Problem statement.
Although the entries contain pictures, your copy should hold only their exact text.

Record excerpts.
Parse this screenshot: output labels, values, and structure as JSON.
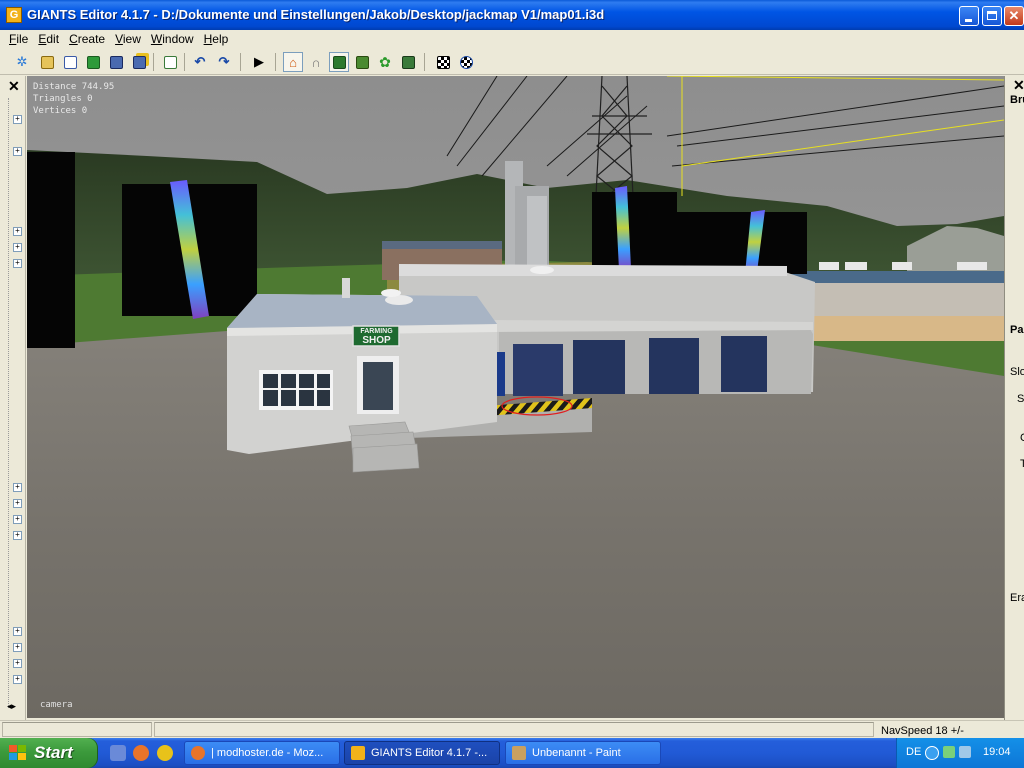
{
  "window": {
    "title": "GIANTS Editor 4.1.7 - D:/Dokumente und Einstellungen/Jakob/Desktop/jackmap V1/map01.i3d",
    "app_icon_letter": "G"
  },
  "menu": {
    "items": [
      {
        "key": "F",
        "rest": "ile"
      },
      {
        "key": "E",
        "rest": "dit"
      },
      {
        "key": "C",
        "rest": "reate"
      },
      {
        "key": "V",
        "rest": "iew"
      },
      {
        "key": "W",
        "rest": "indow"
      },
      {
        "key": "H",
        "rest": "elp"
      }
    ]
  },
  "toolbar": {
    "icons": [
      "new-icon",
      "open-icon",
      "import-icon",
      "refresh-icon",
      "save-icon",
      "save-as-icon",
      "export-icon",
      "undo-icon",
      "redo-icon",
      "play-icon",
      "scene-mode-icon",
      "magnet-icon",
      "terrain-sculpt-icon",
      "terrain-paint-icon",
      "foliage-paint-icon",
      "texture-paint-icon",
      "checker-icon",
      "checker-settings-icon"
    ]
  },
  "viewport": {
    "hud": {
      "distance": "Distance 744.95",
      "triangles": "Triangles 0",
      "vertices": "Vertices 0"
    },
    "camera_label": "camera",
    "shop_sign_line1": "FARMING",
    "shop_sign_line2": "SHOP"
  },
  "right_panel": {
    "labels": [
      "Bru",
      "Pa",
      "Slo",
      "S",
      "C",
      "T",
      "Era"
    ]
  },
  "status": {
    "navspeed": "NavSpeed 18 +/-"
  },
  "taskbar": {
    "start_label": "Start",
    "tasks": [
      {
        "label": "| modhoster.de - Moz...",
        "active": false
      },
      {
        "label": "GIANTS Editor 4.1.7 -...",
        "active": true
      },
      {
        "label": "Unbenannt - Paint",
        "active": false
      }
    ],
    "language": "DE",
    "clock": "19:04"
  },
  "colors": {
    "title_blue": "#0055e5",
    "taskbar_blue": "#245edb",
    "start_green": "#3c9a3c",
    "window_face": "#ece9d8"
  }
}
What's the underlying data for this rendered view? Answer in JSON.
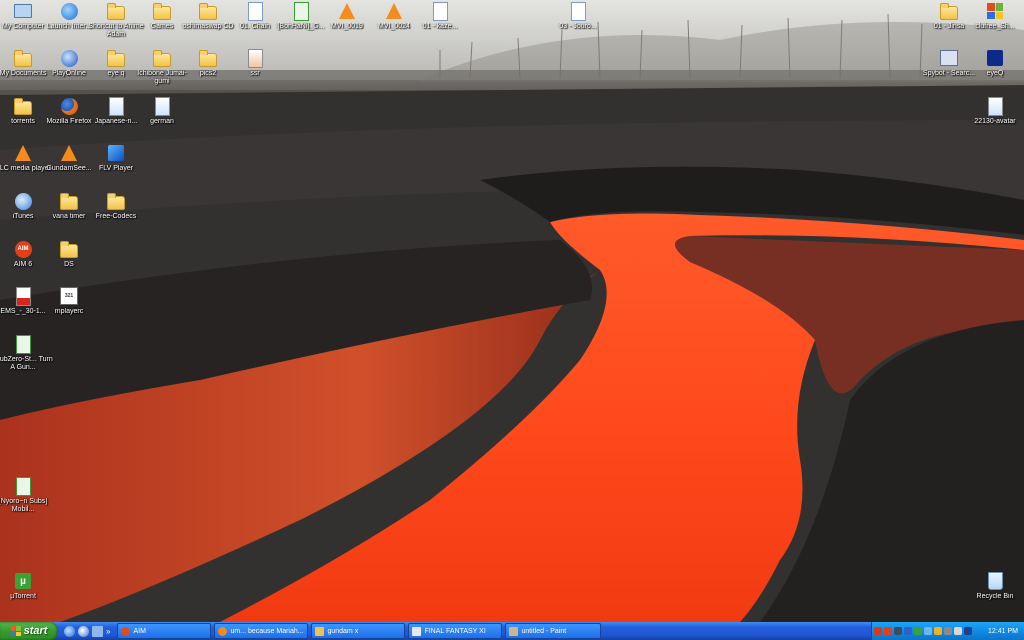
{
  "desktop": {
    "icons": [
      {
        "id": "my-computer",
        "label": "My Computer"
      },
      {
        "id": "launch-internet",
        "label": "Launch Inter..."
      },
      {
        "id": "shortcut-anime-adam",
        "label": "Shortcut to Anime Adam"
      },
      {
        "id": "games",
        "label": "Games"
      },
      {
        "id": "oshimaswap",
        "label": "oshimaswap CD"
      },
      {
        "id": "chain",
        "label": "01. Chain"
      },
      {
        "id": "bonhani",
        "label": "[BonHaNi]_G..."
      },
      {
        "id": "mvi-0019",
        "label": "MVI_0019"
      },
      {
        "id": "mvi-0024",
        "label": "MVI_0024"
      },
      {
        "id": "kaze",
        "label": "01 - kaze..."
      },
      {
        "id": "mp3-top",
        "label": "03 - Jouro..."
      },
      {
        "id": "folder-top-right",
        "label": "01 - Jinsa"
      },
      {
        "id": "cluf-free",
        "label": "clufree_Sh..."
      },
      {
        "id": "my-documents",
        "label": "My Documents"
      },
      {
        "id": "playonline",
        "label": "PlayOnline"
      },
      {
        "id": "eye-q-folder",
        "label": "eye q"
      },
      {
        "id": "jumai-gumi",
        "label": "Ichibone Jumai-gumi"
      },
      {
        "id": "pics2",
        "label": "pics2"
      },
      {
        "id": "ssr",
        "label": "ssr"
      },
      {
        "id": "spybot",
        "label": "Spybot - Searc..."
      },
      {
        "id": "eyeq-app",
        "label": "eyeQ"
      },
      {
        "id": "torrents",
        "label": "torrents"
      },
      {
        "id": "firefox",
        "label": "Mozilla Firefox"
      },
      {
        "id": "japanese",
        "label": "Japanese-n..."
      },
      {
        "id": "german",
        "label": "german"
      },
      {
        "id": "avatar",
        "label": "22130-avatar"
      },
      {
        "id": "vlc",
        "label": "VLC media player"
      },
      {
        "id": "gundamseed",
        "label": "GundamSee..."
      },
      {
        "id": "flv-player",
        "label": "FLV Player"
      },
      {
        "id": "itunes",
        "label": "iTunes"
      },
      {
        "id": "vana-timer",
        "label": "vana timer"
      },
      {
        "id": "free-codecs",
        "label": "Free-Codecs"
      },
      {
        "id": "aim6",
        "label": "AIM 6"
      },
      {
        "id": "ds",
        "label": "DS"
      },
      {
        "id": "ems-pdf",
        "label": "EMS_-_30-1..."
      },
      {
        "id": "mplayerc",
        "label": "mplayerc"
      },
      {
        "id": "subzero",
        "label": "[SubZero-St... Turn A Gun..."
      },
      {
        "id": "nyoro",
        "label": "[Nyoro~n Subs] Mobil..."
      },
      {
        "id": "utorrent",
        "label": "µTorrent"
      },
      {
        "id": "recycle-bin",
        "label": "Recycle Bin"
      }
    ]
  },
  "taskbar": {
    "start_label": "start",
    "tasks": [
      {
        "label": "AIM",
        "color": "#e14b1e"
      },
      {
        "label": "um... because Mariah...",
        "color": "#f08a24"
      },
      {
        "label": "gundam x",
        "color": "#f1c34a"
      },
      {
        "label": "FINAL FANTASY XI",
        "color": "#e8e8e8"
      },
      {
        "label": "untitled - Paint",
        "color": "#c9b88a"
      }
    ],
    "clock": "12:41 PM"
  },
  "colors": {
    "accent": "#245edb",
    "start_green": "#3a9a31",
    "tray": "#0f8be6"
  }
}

Task result.
Parse this screenshot: output labels, values, and structure as JSON.
{
  "window": {
    "title": "GIANTS Editor 4.1.7 - D:/Dokumente und Einstellungen/Jakob/Desktop/jackmap V1/map01.i3d",
    "app_icon_letter": "G"
  },
  "menu": {
    "items": [
      {
        "key": "F",
        "rest": "ile"
      },
      {
        "key": "E",
        "rest": "dit"
      },
      {
        "key": "C",
        "rest": "reate"
      },
      {
        "key": "V",
        "rest": "iew"
      },
      {
        "key": "W",
        "rest": "indow"
      },
      {
        "key": "H",
        "rest": "elp"
      }
    ]
  },
  "toolbar": {
    "icons": [
      "new-icon",
      "open-icon",
      "import-icon",
      "refresh-icon",
      "save-icon",
      "save-as-icon",
      "export-icon",
      "undo-icon",
      "redo-icon",
      "play-icon",
      "scene-mode-icon",
      "magnet-icon",
      "terrain-sculpt-icon",
      "terrain-paint-icon",
      "foliage-paint-icon",
      "texture-paint-icon",
      "checker-icon",
      "checker-settings-icon"
    ]
  },
  "viewport": {
    "hud": {
      "distance": "Distance 744.95",
      "triangles": "Triangles 0",
      "vertices": "Vertices 0"
    },
    "camera_label": "camera",
    "shop_sign_line1": "FARMING",
    "shop_sign_line2": "SHOP"
  },
  "right_panel": {
    "labels": [
      "Bru",
      "Pa",
      "Slo",
      "S",
      "C",
      "T",
      "Era"
    ]
  },
  "status": {
    "navspeed": "NavSpeed 18 +/-"
  },
  "taskbar": {
    "start_label": "Start",
    "tasks": [
      {
        "label": "| modhoster.de - Moz...",
        "active": false
      },
      {
        "label": "GIANTS Editor 4.1.7 -...",
        "active": true
      },
      {
        "label": "Unbenannt - Paint",
        "active": false
      }
    ],
    "language": "DE",
    "clock": "19:04"
  },
  "colors": {
    "title_blue": "#0055e5",
    "taskbar_blue": "#245edb",
    "start_green": "#3c9a3c",
    "window_face": "#ece9d8"
  }
}
What's the underlying data for this rendered view? Answer in JSON.
{
  "desktop": {
    "icons": [
      {
        "id": "my-computer",
        "label": "My Computer"
      },
      {
        "id": "launch-internet",
        "label": "Launch Inter..."
      },
      {
        "id": "shortcut-anime-adam",
        "label": "Shortcut to Anime Adam"
      },
      {
        "id": "games",
        "label": "Games"
      },
      {
        "id": "oshimaswap",
        "label": "oshimaswap CD"
      },
      {
        "id": "chain",
        "label": "01. Chain"
      },
      {
        "id": "bonhani",
        "label": "[BonHaNi]_G..."
      },
      {
        "id": "mvi-0019",
        "label": "MVI_0019"
      },
      {
        "id": "mvi-0024",
        "label": "MVI_0024"
      },
      {
        "id": "kaze",
        "label": "01 - kaze..."
      },
      {
        "id": "mp3-top",
        "label": "03 - Jouro..."
      },
      {
        "id": "folder-top-right",
        "label": "01 - Jinsa"
      },
      {
        "id": "cluf-free",
        "label": "clufree_Sh..."
      },
      {
        "id": "my-documents",
        "label": "My Documents"
      },
      {
        "id": "playonline",
        "label": "PlayOnline"
      },
      {
        "id": "eye-q-folder",
        "label": "eye q"
      },
      {
        "id": "jumai-gumi",
        "label": "Ichibone Jumai-gumi"
      },
      {
        "id": "pics2",
        "label": "pics2"
      },
      {
        "id": "ssr",
        "label": "ssr"
      },
      {
        "id": "spybot",
        "label": "Spybot - Searc..."
      },
      {
        "id": "eyeq-app",
        "label": "eyeQ"
      },
      {
        "id": "torrents",
        "label": "torrents"
      },
      {
        "id": "firefox",
        "label": "Mozilla Firefox"
      },
      {
        "id": "japanese",
        "label": "Japanese-n..."
      },
      {
        "id": "german",
        "label": "german"
      },
      {
        "id": "avatar",
        "label": "22130-avatar"
      },
      {
        "id": "vlc",
        "label": "VLC media player"
      },
      {
        "id": "gundamseed",
        "label": "GundamSee..."
      },
      {
        "id": "flv-player",
        "label": "FLV Player"
      },
      {
        "id": "itunes",
        "label": "iTunes"
      },
      {
        "id": "vana-timer",
        "label": "vana timer"
      },
      {
        "id": "free-codecs",
        "label": "Free-Codecs"
      },
      {
        "id": "aim6",
        "label": "AIM 6"
      },
      {
        "id": "ds",
        "label": "DS"
      },
      {
        "id": "ems-pdf",
        "label": "EMS_-_30-1..."
      },
      {
        "id": "mplayerc",
        "label": "mplayerc"
      },
      {
        "id": "subzero",
        "label": "[SubZero-St... Turn A Gun..."
      },
      {
        "id": "nyoro",
        "label": "[Nyoro~n Subs] Mobil..."
      },
      {
        "id": "utorrent",
        "label": "µTorrent"
      },
      {
        "id": "recycle-bin",
        "label": "Recycle Bin"
      }
    ]
  },
  "taskbar": {
    "start_label": "start",
    "tasks": [
      {
        "label": "AIM",
        "color": "#e14b1e"
      },
      {
        "label": "um... because Mariah...",
        "color": "#f08a24"
      },
      {
        "label": "gundam x",
        "color": "#f1c34a"
      },
      {
        "label": "FINAL FANTASY XI",
        "color": "#e8e8e8"
      },
      {
        "label": "untitled - Paint",
        "color": "#c9b88a"
      }
    ],
    "clock": "12:41 PM"
  },
  "colors": {
    "accent": "#245edb",
    "start_green": "#3a9a31",
    "tray": "#0f8be6"
  }
}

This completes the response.